  28. ^ "Dallas-based 7-Eleven joins list of retailers banning issue of 'Rolling Stone' featuring Dzhokhar Tsarnaev". Dallas Morning News. Retrieved July 18, 2013. 
  29. ^ a b c "More C-store Retailers Join Rolling Stone Boycott". Convience Store News. July 18, 2013. Retrieved July 19, 2013. 
  30. ^ a b "Some stores won't sell new issue of 'Rolling Stone'". CW 56 Boston. Retrieved July 17, 2013. 
  31. ^ "Mass. supermarkets won't carry Rolling Stone's Tsarnaev cover". The Lowell Sun. Retrieved July 17, 2013. 
  32. ^ "Tijdlijnfoto's". Facebook. Retrieved July 18, 2013. 
  33. ^ Media Industry News http://www.minonline.com/awards/seoy/SEOYwinners_pr.pdf
  34. ^ By Michael Hastings (June 22, 2010). "The Runaway General – Stanley McChrystal, Obama's top commander in Afghanistan, has seized control of the war by never taking his eye off the real enemy: The wimps in the White House". Rollingstone.com. Retrieved August 18, 2011. 
  35. ^ "The unlikely magazine that brought down a general – Rolling Stone has never been just about music". Baltimoresun.com. June 26, 2010. Retrieved August 18, 2011. 
  36. ^ Jon Boone in Kabul (June 24, 2010). "Rolling Stone man who brought down Stanley McChrystal – Journalist Michael Hastings reveals how he got to write article that was praised by troops and led to US general's sacking". London: The Guardian. Retrieved August 18, 2011. 
  37. ^ Cooper, Helene (June 23, 2010). "Obama Says Afghan Policy Won't Change After Dismissal". Nytimes.com. Retrieved August 18, 2011. 
  38. ^ "Statement by the President in the Rose Garden". Whitehouse.gov. June 23, 2010. Retrieved August 18, 2011. 
  39. ^ Taibbi, Matt, Invasion of the Home Snatchers, Rolling Stone, November 10, 2010
  40. ^ Charney, April, "that day... a stain on Jacksonville" statement, December 14, 2011 Occupy Jax advised by foreclosure attorney, 10:30–11:00, YouTube video uploaded December 15, 2011 Video on YouTube
  41. ^ "Michael Hastings on war journalists". Salon.com. January 6, 2012. Retrieved January 9, 2012. 
  42. ^ June 22, 2012 Bill Moyers Show
  43. ^ July 4, 2012 Viewpoint with Elliot Sputzer

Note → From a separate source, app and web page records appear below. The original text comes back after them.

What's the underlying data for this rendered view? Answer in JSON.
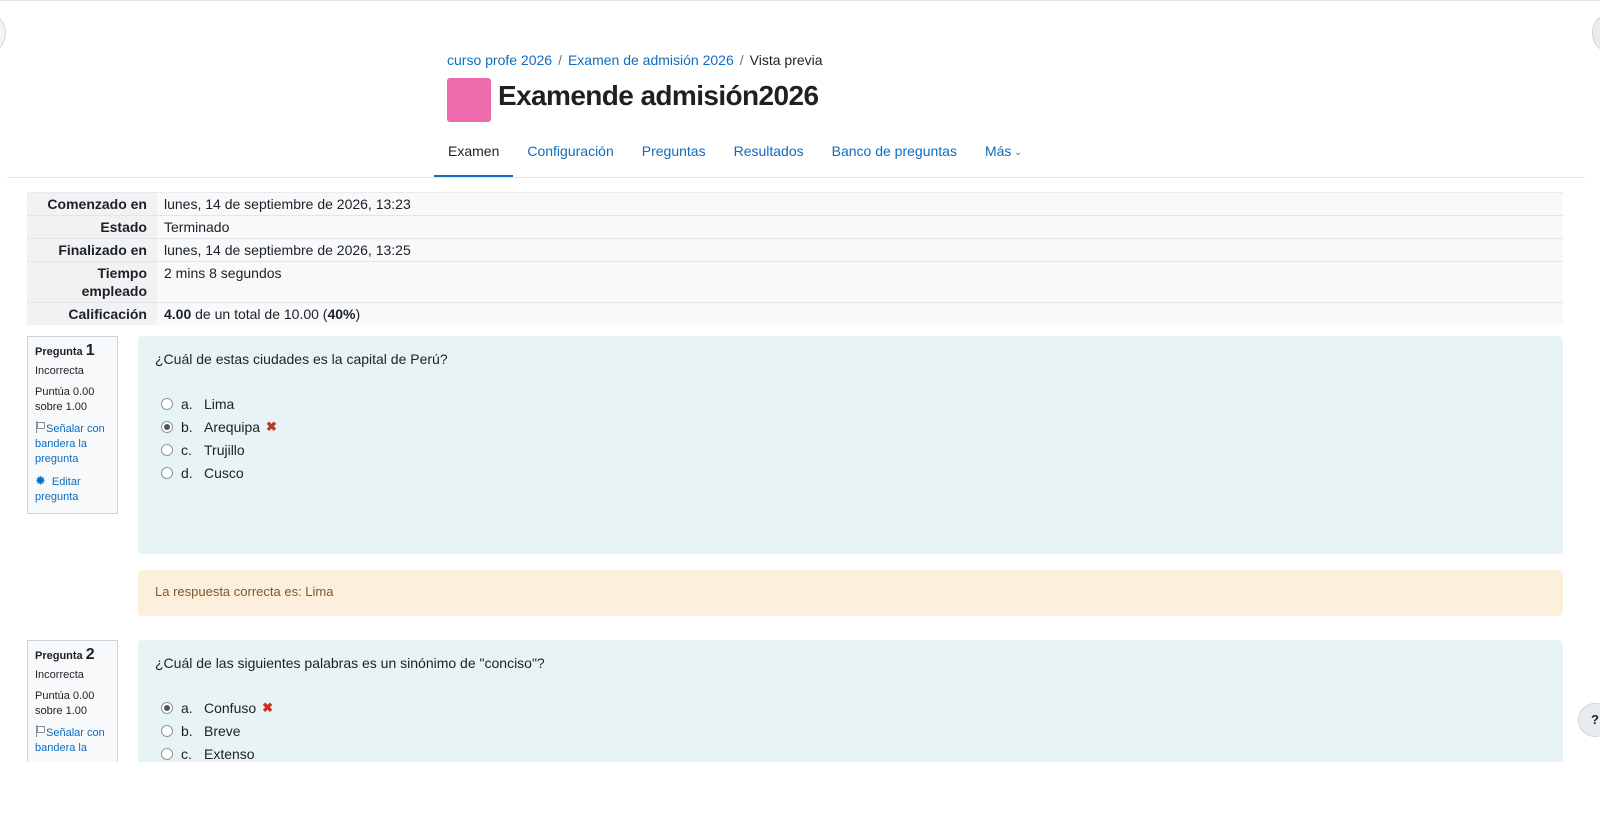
{
  "breadcrumb": {
    "items": [
      "curso profe 2026",
      "Examen de admisión 2026"
    ],
    "separator": "/",
    "current": "Vista previa"
  },
  "page": {
    "title": "Examende admisión2026",
    "icon_color": "#ee6aaa"
  },
  "nav": {
    "tabs": [
      "Examen",
      "Configuración",
      "Preguntas",
      "Resultados",
      "Banco de preguntas",
      "Más"
    ],
    "active": "Examen",
    "more_chevron": "⌄"
  },
  "summary": {
    "started_label": "Comenzado en",
    "started_value": "lunes, 14 de septiembre de 2026, 13:23",
    "state_label": "Estado",
    "state_value": "Terminado",
    "finished_label": "Finalizado en",
    "finished_value": "lunes, 14 de septiembre de 2026, 13:25",
    "time_label_1": "Tiempo",
    "time_label_2": "empleado",
    "time_value": "2 mins 8 segundos",
    "grade_label": "Calificación",
    "grade_score": "4.00",
    "grade_middle": "de un total de 10.00 (",
    "grade_percent": "40%",
    "grade_end": ")"
  },
  "q1": {
    "label": "Pregunta",
    "number": "1",
    "state": "Incorrecta",
    "grade_1": "Puntúa 0.00",
    "grade_2": "sobre 1.00",
    "flag": "Señalar con bandera la pregunta",
    "edit": "Editar pregunta",
    "text": "¿Cuál de estas ciudades es la capital de Perú?",
    "answers": [
      {
        "letter": "a.",
        "text": "Lima"
      },
      {
        "letter": "b.",
        "text": "Arequipa"
      },
      {
        "letter": "c.",
        "text": "Trujillo"
      },
      {
        "letter": "d.",
        "text": "Cusco"
      }
    ],
    "wrong_mark": "✖",
    "feedback": "La respuesta correcta es: Lima"
  },
  "q2": {
    "label": "Pregunta",
    "number": "2",
    "state": "Incorrecta",
    "grade_1": "Puntúa 0.00",
    "grade_2": "sobre 1.00",
    "flag": "Señalar con bandera la",
    "text": "¿Cuál de las siguientes palabras es un sinónimo de \"conciso\"?",
    "answers": [
      {
        "letter": "a.",
        "text": "Confuso"
      },
      {
        "letter": "b.",
        "text": "Breve"
      },
      {
        "letter": "c.",
        "text": "Extenso"
      }
    ],
    "wrong_mark": "✖"
  },
  "help": {
    "label": "?"
  },
  "colors": {
    "link": "#0f6cbf",
    "question_bg": "#e7f3f5",
    "feedback_bg": "#fcefdc",
    "wrong": "#ca3120"
  }
}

  44. ^ Taibbi, Matt, Why is Nobody Freaking Out About the LIBOR Scandal?, Rolling Stone, July 3, 2012
  45. ^ "RS.com Castaways – Troll Tribunal". Rsjunior.proboards18.com. Retrieved August 18, 2011. 

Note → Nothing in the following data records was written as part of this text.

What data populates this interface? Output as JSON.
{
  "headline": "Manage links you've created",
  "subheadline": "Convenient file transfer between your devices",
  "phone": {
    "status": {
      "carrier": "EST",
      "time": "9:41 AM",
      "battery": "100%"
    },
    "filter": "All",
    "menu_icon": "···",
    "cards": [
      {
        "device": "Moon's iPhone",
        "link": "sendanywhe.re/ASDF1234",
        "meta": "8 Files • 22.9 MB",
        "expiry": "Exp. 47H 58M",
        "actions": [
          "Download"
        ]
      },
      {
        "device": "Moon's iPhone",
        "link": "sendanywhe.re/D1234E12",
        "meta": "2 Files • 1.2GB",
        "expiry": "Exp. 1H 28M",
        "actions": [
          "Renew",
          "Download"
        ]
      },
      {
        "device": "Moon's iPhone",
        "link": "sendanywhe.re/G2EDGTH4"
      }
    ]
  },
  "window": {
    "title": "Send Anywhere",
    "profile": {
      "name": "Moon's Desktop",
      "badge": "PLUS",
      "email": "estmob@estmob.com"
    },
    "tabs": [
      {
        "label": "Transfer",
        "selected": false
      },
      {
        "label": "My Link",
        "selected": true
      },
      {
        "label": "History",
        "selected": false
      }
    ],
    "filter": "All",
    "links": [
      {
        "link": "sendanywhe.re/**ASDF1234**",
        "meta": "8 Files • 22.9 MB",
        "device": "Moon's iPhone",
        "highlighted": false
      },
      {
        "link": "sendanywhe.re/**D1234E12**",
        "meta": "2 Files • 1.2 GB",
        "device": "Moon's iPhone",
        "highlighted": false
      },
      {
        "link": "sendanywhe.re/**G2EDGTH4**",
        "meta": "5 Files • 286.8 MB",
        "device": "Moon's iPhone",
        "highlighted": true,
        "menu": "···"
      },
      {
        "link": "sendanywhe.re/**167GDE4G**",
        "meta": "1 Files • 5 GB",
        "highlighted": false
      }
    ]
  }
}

  46. ^ "Rolling Stone All Access". Archive.rollingstone.com. Retrieved June 20, 2012. 
  47. ^ "Rolling Stone All Access-Subscribe to Rolling Stone". Sub.rollingstone.com. Retrieved June 20, 2012. 
  48. ^ "Federated Rolling Stone search for 'wiki'". Rollingstone.com. Retrieved June 20, 2012. 

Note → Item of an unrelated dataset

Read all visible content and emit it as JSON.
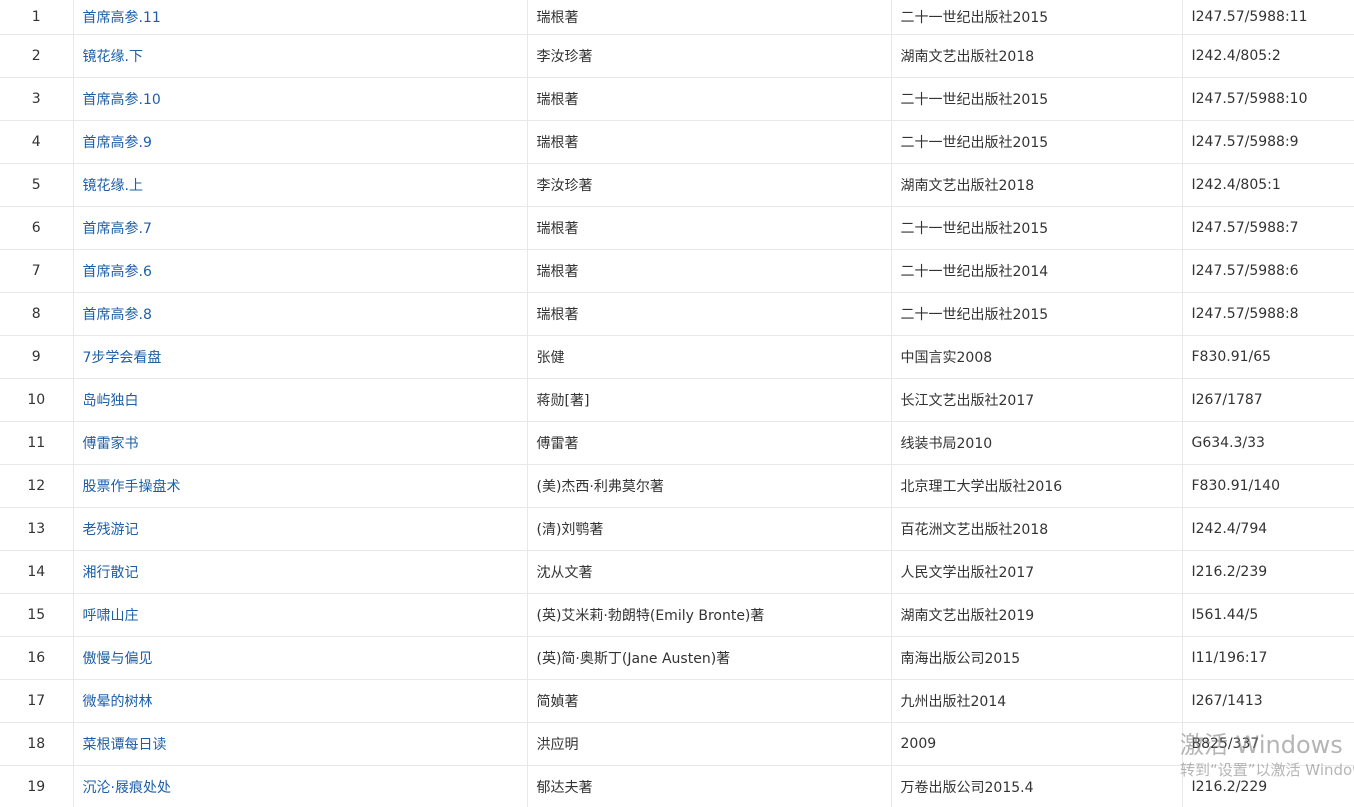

  49. ^ Vincent, Roger (December 4, 2009). "Rolling Stone to launch restaurant chain in L.A". Los Angeles Times. Retrieved October 22, 2010. 
  50. ^ Hadley Tomicki (May 24, 2010). "How Rolling Stone's Hollywood and Highland Restaurant Will Differ From Hard Rock Cafe's". Grub Street Los Angeles (New York magazine). 
  51. ^ "Two Floors of Fun at Rolling Stone Restaurant and Lounge". Eater.com. November 8, 2010. Retrieved December 21, 2010. 
  52. ^ "Rolling Stone Restaurant". Archived from the original on July 28, 2011. Retrieved May 31, 2011. 
  53. ^ Tomicki, Hadley (February 27, 2013). "But It's All Over Now: Rolling Stone Restaurant Folds in Hollywood – Grub Street Los Angeles". Losangeles.grubstreet.com. Retrieved July 18, 2013. 
  54. ^ Media Industry Newsletter http://www.highbeam.com/doc/1G1-132689996.html
  55. ^ Simon Leng, While My Guitar Gently Weeps: The Music of George Harrison, Hal Leonard (Milwaukee, WI, 2006), pp 181–82,
  56. ^ Alan Clayson, George Harrison, Sanctuary (London, 2003), p. 350.
  57. ^ Wenner, Jann (2006). "Our 1000th Issue – Jann Wenner looks back on 39 years of Rolling Stone" RollingStone.com . Retrieved September 21, 2006.

External links[edit]